The Illinois Supreme Court decided 6-1 that the law was pre-empted by the federal Internet Tax Freedom Act, which prohibits states from imposing “discriminatory taxes on electronic commerce.” The court found the law was void and unenforceable because Internet retailers who sell through links on Illinois websites would be required to collect sales taxes, whereas web retailers who simply advertised in Illinois through print or broadcast media would not. The court did not address the lower court’s ruling that found the law in violation of the commerce clause.
Justice Lloyd Karmeier wrote a lengthy dissent and argued that the law did not “impose any new taxes or increase any existing taxes,” but rather changed the definition of who was required to collect such taxes. He also argued that the law was not discriminatory and concluded by saying he would rule, as the New York court did, that the in-state affiliates’ activities created a substantial nexus which could require the Internet retailers to collect the state’s sales tax.
Justice Karmeier also noted that the Internet Tax Freedom Act is set to expire on Nov. 1, 2014, unless it is extended by Congress. If Congress does not extend IFTA, then the Illinois case will become moot and will need to be decided again based on the commerce clause issue.
Thus, the Illinois and New York courts reached different conclusions based on different reasons. The New York court upheld its law because it did not violate the commerce clause while the Illinois court found its law was void since it was preempted by an existing federal law. While the U.S. Supreme Court has declined to hear the New York case, it could decide to hear the Illinois case if the Illinois Department of Revenue petitions the Supreme Court.
Congress is considering legislation that would change how online sales taxes are collected in all states. The proposed law, called the Marketplace Fairness Act of 2013, would allow states to require sellers not physically located in their state to collect taxes on sales made to residents of their state. Smaller retailers that make $1 million or less in annual sales and have no physical presence in a state would be exempt from the statute. Amazon has publicly supported the bill. The bill passed in the Senate on May 6, however, its future in the House is uncertain. That said, the U.S. Supreme Court’s decision to stay out of the issue for now may put more pressure on Congress to come up with a national solution.
In the meantime, Illinois residents should not expect refunds for the items purchased via Amazon and other similar Internet retailers over the past two years. Illinois law is clear that even if a retailer does not collect sales tax, Illinois taxpayers are obligated to pay the tax themselves.

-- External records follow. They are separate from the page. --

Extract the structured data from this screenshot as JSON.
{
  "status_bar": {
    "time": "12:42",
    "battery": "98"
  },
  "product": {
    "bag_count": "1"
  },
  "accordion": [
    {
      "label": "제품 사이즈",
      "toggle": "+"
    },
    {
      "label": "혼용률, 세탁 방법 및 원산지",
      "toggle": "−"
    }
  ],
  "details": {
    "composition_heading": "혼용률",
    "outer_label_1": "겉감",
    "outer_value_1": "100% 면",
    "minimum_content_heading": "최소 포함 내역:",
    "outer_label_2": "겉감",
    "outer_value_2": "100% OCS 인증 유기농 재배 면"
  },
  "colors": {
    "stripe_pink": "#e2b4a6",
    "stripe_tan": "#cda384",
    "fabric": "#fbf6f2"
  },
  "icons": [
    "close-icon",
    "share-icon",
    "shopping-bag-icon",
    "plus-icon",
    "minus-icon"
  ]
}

Carson Maricle is as associate at Mathis, Marifian & Richter who focuses his practice in business law, taxation, and estate planning.